Texans love to remind people that we were once an independent republic. We throw that around a lot. People from California, Hawaii, and even Vermont like to push back that they too were once sovereign nations. But Texas is bigger. And we were an independent country for almost a decade. California didn’t last a month, though they did get that cool bear-flag from their republic days. Texas had its own flag as well. It was a single star on a field of blue. It’s the origin of the “Lone Star State” nickname. Our current flag still has the lone star to remind us of our days as an independent republic. Did I mention that we were once an independent republic?
We have a pledge that goes along with our state flag. Texas school children learn it in kindergarten and say the pledge every day, right after performing the same ritual to the American flag. Some people might call it brainwashing or indoctrination. I like to think of it as an act of appreciation for those who came before you, and the land you call home.
For non-Texans, or new Texans, the emphasis on everything Texas takes some getting used to. But Texas isn’t like other states. It has an identity that transcends regional culture. It’s neither Southern like Georgia or Alabama, nor Southwestern like New Mexico or Arizona. It has a distinct culture that is a product of the Anglo-Celt men and women who settled the region when it was still part of Mexico. Most of the people who came here were pioneers, drawn to Texas for two reasons – land and liberty.
Land was plentiful and so cheap as to be free. To attract settlers, Stephen F. Austin and other land agents commissioned by the Mexican government could offer immigrants a league of land (about 4000 acres) and protection under Mexican law if they swore allegiance to the flag of Mexico. Apparently, pledging allegiance to a flag has a long tradition in Texas.
The other reason people came to Texas was liberty. Settlers in Texas could expect to be left alone on their land. The Mexican government was decentralized and ineffective. Local governments were almost nonexistent. Civilization was carved out of the wilderness with a short-axe and long-rifle. When Mexico centralized power under Santa Ana and tried to run the Anglo settlers off their land, the Texians (as they were called back then) defended their land and liberty to the death. And you all know the story of the Alamo, the most sacred of Texas shrines.
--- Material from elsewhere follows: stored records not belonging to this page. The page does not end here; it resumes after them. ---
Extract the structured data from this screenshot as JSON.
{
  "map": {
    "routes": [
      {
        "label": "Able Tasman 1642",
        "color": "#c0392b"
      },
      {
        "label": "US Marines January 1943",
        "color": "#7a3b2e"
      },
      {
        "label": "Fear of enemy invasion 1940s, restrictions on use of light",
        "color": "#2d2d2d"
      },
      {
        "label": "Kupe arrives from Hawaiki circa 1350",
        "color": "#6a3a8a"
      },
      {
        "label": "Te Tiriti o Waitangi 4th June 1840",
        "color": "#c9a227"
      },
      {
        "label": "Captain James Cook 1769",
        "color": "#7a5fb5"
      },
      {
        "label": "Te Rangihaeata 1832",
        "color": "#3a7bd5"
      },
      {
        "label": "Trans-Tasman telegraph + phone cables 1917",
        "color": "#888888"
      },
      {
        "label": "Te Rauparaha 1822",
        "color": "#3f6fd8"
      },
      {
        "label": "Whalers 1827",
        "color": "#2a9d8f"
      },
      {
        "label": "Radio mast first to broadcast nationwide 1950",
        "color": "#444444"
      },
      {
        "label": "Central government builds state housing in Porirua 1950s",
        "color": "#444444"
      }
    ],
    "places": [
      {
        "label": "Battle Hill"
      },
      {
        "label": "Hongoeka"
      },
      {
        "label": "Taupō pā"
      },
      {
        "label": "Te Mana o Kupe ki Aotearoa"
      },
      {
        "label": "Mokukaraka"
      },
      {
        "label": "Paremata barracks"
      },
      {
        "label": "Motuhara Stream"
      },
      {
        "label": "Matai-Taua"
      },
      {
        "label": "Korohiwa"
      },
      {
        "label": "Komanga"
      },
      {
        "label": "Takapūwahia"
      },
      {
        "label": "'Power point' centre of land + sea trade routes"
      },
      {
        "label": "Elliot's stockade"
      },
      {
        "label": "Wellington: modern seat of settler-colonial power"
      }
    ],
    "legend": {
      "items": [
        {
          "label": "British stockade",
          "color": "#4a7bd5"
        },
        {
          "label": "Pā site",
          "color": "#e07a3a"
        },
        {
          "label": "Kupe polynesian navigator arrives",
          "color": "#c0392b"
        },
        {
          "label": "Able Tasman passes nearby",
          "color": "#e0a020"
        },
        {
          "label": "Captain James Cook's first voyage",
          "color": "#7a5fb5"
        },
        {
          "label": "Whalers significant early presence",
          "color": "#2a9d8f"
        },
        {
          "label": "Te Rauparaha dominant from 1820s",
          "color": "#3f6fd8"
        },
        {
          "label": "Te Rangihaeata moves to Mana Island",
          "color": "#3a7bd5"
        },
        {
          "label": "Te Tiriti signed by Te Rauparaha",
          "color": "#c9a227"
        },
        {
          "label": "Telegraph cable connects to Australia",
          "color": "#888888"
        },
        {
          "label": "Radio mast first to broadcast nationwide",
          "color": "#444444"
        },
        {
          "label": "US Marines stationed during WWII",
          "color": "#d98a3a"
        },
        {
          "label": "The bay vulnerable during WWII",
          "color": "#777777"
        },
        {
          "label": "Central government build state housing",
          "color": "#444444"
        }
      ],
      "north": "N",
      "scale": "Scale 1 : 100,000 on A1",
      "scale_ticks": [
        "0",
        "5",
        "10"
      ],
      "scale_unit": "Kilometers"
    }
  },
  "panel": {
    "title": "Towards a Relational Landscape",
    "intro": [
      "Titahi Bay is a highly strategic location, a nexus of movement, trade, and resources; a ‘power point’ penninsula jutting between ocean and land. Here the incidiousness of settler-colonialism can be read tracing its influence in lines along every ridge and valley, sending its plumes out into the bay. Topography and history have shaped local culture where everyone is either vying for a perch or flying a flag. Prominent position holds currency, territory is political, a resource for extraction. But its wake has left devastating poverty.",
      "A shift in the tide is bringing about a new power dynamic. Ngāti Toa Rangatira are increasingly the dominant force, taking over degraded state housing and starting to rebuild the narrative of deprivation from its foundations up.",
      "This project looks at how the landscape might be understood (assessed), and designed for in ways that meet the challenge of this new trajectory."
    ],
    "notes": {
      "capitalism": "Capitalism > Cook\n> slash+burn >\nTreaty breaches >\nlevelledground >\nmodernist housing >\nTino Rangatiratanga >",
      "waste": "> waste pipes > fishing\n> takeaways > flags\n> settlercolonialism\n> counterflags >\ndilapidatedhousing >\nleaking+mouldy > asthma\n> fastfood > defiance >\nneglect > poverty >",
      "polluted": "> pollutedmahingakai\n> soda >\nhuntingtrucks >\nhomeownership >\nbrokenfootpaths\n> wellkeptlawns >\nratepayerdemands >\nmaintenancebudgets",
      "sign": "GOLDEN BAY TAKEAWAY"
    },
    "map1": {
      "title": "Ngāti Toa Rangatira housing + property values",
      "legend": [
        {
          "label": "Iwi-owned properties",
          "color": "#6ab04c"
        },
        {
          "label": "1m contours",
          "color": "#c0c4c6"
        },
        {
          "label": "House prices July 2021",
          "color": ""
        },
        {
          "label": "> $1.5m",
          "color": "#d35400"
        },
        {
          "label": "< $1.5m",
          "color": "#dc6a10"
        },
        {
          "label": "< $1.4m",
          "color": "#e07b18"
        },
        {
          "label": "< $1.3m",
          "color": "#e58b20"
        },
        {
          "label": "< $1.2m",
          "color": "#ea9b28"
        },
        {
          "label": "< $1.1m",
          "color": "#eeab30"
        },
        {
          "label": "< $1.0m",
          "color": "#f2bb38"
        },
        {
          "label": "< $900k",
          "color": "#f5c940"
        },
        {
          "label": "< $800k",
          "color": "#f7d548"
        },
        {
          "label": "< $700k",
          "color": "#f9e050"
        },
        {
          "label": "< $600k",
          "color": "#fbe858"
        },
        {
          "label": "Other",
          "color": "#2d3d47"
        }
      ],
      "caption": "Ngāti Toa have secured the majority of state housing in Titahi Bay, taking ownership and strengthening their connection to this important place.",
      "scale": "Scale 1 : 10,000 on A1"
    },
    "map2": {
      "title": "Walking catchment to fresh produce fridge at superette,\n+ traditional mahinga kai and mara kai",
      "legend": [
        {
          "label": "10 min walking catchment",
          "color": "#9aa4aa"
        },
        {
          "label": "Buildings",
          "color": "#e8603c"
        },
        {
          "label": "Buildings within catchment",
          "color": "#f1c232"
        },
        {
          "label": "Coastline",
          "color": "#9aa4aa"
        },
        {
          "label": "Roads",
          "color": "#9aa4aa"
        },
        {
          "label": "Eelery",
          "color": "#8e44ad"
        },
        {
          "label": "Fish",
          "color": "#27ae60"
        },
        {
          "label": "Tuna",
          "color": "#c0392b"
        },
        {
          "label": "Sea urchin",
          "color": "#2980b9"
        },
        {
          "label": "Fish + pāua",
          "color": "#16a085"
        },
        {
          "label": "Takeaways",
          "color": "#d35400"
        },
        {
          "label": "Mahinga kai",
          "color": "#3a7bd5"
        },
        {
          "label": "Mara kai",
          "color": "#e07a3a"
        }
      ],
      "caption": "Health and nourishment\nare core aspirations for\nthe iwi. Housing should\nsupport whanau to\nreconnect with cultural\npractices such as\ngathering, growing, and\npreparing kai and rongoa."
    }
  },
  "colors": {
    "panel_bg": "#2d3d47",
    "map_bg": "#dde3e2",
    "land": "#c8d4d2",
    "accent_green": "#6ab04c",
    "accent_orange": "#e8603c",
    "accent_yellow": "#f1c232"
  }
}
The most important part of the Texas story is the one that is usually overlooked. None of the people who fought and died for Texas land and Texas liberty were from Texas. They were all immigrants. Stephen F. Austin, a son of privilege and education, came from the Arkansas territory to make money and something of himself. In a story worthy of a Jane Austen novel, Sam Houston came from Tennessee to escape a broken heart and a damaged reputation. Also from Tennessee, David Crockett left a dying political career and a young family to find a new home. The early Texians weren’t just displaced Americans either. There were numerous immigrants from Europe and Great Britain. One of these, Henry Fanthorp, came from England to escape the sorrowful loss of his wife and children from disease. He started an inn where many of these other men stayed during the early days of the Texas Republic. The inn still stands today. I took my children on the 4th of July weekend to sit on the front porch, watch the Spanish moss blow in the warm summer breeze, and wait for the stage coaches that come no more. Now people come by car, moving van, and air plane. And this is the mystique of Texas……
Over 150 years later, people still come to Texas for the same reasons as the old fellows. They come for a fresh start. They come for a chance to make something of themselves. They come for cheap land and affordable housing. And they come for liberty.
In Texas we pride ourselves in staying out of peoples’ way so they can benefit from their own labor. It’s no wonder that industrious people from all over the world still see Texas as a bulwark of opportunity in an increasingly regulated world. A quick drive around Houston will reveal business, law offices, and medical practices operated by people from Viet Nam, Nigeria, Pakistan, Russia, Mexico, China and numerous other countries. These people now proudly call themselves Texans. And Texas continues to be a magnet for people seeking a better life than in the states which they leave behind – places like California and Louisiana. With the downturn in the economy, a whole new wave of Americans have painted GTT on their doors (Gone to Texas) in the fashion of the pioneers who came here when there was little but trees and prairie.
Texans don’t expect much from government. They’re independent-minded and place a high value on self-sufficiency. That’s the Texas way. It’s what political scientists call our “political culture.” It explains why there is so much opposition to government expansion in Texas politics and why there is such a high rate of gun ownership. People who are self-reliant choose to provide for themselves, and defend their land and liberty in the same manner, rather than rely on local authorities.
While this independent attitude sounds harsh to some people, it also means that if you work hard and are successful, nobody in Texas will hold your riches against you. We have no state income tax. Your money is yours to keep. And there is an old cowboy rule among Texans – you never ask the size of man’s ranch or how many cattle he has. It’s his property. There’s no good reason to ask.
Texas is still the great magnet that it was almost 200 years ago. I understand why people come here. And if you do come, it would be nice if you learned the little pledge that goes along with our flag. Its short, and it’s the neighborly thing to do.
Honor the Texas flag;
I pledge allegiance to thee,
Texas, one state under God, one and indivisible.
By Chris Hammons, PhD
Professor of Government